AIM OF THE TASK
Every record below is to be retyped exactly.

ENTRIES SUPPLIED
++++++++++

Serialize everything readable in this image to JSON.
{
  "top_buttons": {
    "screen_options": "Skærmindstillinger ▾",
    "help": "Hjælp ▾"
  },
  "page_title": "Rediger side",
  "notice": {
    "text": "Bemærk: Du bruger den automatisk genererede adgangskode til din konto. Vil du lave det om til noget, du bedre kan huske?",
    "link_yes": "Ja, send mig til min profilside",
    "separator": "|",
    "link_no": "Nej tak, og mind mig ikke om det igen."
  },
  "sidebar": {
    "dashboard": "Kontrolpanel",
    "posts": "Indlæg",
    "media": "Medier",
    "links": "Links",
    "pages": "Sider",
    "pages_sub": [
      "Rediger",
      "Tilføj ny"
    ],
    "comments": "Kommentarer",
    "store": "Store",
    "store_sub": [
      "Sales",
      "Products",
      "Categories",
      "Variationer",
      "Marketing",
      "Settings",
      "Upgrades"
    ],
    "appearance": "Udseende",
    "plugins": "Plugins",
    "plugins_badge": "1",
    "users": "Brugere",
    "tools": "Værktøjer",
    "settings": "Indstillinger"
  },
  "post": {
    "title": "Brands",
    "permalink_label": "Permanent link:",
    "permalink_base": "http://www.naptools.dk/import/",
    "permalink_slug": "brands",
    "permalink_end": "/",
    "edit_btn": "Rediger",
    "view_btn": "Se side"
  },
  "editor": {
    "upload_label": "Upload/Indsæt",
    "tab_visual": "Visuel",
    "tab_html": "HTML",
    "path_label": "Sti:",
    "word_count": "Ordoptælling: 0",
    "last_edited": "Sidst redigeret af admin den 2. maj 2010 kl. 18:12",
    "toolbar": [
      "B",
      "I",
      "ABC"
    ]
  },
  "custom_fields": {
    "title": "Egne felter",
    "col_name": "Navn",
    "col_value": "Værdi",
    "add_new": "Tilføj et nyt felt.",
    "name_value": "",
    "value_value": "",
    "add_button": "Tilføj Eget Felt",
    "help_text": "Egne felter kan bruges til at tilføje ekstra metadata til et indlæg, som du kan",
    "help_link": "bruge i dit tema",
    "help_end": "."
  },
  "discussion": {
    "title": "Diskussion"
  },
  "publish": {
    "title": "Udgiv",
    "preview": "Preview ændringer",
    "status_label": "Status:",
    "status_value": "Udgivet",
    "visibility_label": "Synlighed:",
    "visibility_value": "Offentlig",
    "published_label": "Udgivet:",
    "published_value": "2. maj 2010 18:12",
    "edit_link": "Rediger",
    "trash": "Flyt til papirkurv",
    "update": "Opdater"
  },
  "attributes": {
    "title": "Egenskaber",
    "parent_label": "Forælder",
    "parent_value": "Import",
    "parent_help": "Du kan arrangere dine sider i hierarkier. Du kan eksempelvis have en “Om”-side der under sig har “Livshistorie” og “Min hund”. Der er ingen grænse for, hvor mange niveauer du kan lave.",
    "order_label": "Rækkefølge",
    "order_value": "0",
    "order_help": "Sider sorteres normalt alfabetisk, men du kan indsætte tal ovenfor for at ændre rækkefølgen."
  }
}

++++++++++

TASK SOLUTION
Serialize everything readable in this image to JSON.
{
  "top_buttons": {
    "screen_options": "Skærmindstillinger ▾",
    "help": "Hjælp ▾"
  },
  "page_title": "Rediger side",
  "notice": {
    "text": "Bemærk: Du bruger den automatisk genererede adgangskode til din konto. Vil du lave det om til noget, du bedre kan huske?",
    "link_yes": "Ja, send mig til min profilside",
    "separator": "|",
    "link_no": "Nej tak, og mind mig ikke om det igen."
  },
  "sidebar": {
    "dashboard": "Kontrolpanel",
    "posts": "Indlæg",
    "media": "Medier",
    "links": "Links",
    "pages": "Sider",
    "pages_sub": [
      "Rediger",
      "Tilføj ny"
    ],
    "comments": "Kommentarer",
    "store": "Store",
    "store_sub": [
      "Sales",
      "Products",
      "Categories",
      "Variationer",
      "Marketing",
      "Settings",
      "Upgrades"
    ],
    "appearance": "Udseende",
    "plugins": "Plugins",
    "plugins_badge": "1",
    "users": "Brugere",
    "tools": "Værktøjer",
    "settings": "Indstillinger"
  },
  "post": {
    "title": "Brands",
    "permalink_label": "Permanent link:",
    "permalink_base": "http://www.naptools.dk/import/",
    "permalink_slug": "brands",
    "permalink_end": "/",
    "edit_btn": "Rediger",
    "view_btn": "Se side"
  },
  "editor": {
    "upload_label": "Upload/Indsæt",
    "tab_visual": "Visuel",
    "tab_html": "HTML",
    "path_label": "Sti:",
    "word_count": "Ordoptælling: 0",
    "last_edited": "Sidst redigeret af admin den 2. maj 2010 kl. 18:12",
    "toolbar": [
      "B",
      "I",
      "ABC"
    ]
  },
  "custom_fields": {
    "title": "Egne felter",
    "col_name": "Navn",
    "col_value": "Værdi",
    "add_new": "Tilføj et nyt felt.",
    "name_value": "",
    "value_value": "",
    "add_button": "Tilføj Eget Felt",
    "help_text": "Egne felter kan bruges til at tilføje ekstra metadata til et indlæg, som du kan",
    "help_link": "bruge i dit tema",
    "help_end": "."
  },
  "discussion": {
    "title": "Diskussion"
  },
  "publish": {
    "title": "Udgiv",
    "preview": "Preview ændringer",
    "status_label": "Status:",
    "status_value": "Udgivet",
    "visibility_label": "Synlighed:",
    "visibility_value": "Offentlig",
    "published_label": "Udgivet:",
    "published_value": "2. maj 2010 18:12",
    "edit_link": "Rediger",
    "trash": "Flyt til papirkurv",
    "update": "Opdater"
  },
  "attributes": {
    "title": "Egenskaber",
    "parent_label": "Forælder",
    "parent_value": "Import",
    "parent_help": "Du kan arrangere dine sider i hierarkier. Du kan eksempelvis have en “Om”-side der under sig har “Livshistorie” og “Min hund”. Der er ingen grænse for, hvor mange niveauer du kan lave.",
    "order_label": "Rækkefølge",
    "order_value": "0",
    "order_help": "Sider sorteres normalt alfabetisk, men du kan indsætte tal ovenfor for at ændre rækkefølgen."
  }
}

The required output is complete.